Clubs have until 11:59 p.m. ET on Wednesday to offer contracts, or players become free agents
The recent addition of Jordan Zimmermann to the pitching staff of the Detroit Tigers was the first post-Thanksgiving bonanza in the free-agent market, and there will be plenty more marquee maneuvers coming before your Christmas stocking is even stuffed.
But the biggest-name moves of the offseason don't always end up being the most impactful when the regular season starts. Sometimes, in fact, it's the little things that matter.
With that in mind, consider the annual non-tender deadline. Major League clubs have until 11:59 p.m. ET on Wednesday to offer, or "tender," contracts to players who are eligible for arbitration or to players who are not yet eligible for arbitration but are on a club's 40-man roster.
The contract offers don't come with a specific amount -- yet -- but they ensure that the team will have control over the player for the 2016 season.
If the team non-tenders the player, that means the player is a free agent and can sign with any other team.
If a player is tendered a contract, he will then negotiate details of a deal with the team or, in the extreme case that the two sides cannot agree and the player is arbitration-eligible, the two parties will go to a hearing and have the 2016 salary determined for them.
There are a number of reasons why a club would non-tender a player. It could be because their current team doesn't have a place for them on their roster. It could be that the projected payroll won't allow for a player's projected salary. It could be the result of a mutual agreement to give a guy a fresh start somewhere else.
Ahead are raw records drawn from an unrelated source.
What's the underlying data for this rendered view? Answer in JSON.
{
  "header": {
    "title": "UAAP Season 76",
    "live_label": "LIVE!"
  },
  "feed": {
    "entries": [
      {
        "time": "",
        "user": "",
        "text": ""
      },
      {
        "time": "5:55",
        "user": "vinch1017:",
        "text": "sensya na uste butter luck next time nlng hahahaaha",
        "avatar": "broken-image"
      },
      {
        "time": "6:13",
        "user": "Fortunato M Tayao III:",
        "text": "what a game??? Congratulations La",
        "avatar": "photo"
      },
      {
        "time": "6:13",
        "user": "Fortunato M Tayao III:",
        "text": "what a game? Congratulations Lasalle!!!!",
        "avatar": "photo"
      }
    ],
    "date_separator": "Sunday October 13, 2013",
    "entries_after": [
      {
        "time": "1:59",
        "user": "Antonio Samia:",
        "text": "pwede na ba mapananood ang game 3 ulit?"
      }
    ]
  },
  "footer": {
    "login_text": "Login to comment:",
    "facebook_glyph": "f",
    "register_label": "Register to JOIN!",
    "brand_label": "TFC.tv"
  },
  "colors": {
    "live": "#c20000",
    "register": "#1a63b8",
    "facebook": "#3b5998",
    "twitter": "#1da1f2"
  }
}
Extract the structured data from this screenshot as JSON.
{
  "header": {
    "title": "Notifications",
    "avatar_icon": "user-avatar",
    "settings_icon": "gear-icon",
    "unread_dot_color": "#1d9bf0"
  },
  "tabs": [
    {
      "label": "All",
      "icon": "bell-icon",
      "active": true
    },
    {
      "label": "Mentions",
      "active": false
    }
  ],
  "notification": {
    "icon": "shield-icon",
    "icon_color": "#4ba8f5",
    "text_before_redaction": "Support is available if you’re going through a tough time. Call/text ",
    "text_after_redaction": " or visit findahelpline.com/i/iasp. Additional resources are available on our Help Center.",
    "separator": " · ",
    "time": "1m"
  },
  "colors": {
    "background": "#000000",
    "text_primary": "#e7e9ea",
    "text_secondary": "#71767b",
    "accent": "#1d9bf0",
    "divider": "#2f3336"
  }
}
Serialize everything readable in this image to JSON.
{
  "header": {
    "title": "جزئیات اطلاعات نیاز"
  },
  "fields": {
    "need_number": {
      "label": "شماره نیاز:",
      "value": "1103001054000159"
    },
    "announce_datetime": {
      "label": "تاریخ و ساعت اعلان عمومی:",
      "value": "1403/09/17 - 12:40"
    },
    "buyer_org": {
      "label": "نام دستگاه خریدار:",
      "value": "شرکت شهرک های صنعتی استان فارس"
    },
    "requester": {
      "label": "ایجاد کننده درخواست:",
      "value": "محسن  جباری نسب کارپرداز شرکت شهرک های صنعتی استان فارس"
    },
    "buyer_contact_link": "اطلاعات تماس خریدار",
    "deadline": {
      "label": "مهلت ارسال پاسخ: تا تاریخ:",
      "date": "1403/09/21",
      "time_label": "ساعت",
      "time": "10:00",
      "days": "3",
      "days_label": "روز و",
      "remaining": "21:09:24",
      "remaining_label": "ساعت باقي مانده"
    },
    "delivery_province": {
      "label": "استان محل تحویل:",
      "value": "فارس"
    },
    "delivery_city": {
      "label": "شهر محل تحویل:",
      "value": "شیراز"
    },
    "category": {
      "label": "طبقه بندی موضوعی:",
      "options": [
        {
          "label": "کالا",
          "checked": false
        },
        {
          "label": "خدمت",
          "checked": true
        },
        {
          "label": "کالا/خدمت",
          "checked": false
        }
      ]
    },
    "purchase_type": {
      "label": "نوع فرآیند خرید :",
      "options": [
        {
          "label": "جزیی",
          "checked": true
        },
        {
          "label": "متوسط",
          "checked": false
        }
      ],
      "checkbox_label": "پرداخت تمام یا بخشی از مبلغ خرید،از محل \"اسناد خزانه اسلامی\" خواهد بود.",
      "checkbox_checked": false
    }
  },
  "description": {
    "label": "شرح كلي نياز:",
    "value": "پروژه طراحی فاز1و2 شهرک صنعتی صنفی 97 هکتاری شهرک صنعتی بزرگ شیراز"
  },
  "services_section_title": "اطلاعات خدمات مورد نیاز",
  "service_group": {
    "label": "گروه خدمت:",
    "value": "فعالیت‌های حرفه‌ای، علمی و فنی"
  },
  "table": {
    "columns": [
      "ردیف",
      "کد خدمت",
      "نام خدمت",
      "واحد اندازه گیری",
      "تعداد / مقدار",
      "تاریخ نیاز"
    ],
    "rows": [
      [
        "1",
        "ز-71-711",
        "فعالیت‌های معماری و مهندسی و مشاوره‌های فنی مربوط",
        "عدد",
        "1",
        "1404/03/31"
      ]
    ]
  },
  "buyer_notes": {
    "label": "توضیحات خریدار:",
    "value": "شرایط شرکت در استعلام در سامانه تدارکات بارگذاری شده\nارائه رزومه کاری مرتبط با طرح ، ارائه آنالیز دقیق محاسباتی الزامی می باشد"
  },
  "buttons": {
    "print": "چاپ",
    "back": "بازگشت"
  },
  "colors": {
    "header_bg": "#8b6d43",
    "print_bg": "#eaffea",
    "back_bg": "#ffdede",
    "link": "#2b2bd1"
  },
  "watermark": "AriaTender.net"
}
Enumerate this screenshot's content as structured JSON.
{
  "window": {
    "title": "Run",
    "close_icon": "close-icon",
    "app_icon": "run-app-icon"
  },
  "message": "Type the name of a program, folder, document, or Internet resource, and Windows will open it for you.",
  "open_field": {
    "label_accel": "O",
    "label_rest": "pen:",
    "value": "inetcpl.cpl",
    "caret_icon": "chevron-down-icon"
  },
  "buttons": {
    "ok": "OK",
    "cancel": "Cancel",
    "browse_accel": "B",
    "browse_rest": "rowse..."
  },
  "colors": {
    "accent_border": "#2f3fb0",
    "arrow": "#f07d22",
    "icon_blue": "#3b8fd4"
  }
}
And, sometimes, it can be the result of a mistake by the team that's letting the player go.
That means good players are often non-tendered, which often makes this deadline an intriguing one to watch.
The best example of this has been rehashed recently now that Red Sox superstar slugger David Ortiz has announced that 2016 will be the final season in his illustrious career. It's worth noting that said career was not quite illustrious after Ortiz's 2002 season with the Minnesota Twins.
The gregarious first baseman, who would later become the icon known as Big Papi, hit .203 against lefties for the Twins in 2002, was non-tendered that offseason and signed a one-year, $1 million deal with Boston before the 2003 season.
If you don't remember how that one turned out, here's recently retired Torii Hunter, Ortiz's former Twins teammate, to remind you.
"David always could hit," Hunter said. "I still don't understand why the Twins non-tendered him. Now that I'm older, I'm really like, 'That was stupid.'
"The worst mistake [Twins GM] Terry Ryan ever made was to non-tender David Ortiz. Boston got a diamond in the rough in 2003 and gave him a shot. He led those boys to the World Series championship. David Ortiz turned that franchise around. They might not say it, but I saw it."
Last year, non-tenders such as Kris Medlen and Chaz Roe ended up helping their new teams. Medlen came back from his second Tommy John surgery in the latter part of the regular season and gave the Royals' bullpen and starting rotation a boost that assisted them in their World Series title run. Roe became a valuable piece in the Orioles' relief corps.
Intriguing possibilities for non-tenders this year include infielders Pedro Alvarez, Will Middlebrooks, Mark Trumbo, Chris Carter and Brandon Moss, outfielders Ben Revere, Michael Saunders and Peter Bourjos, starter Henderson Alvarez and relievers Greg Holland, Jenrry Mejia and Addison Reed, but we won't know until Wednesday.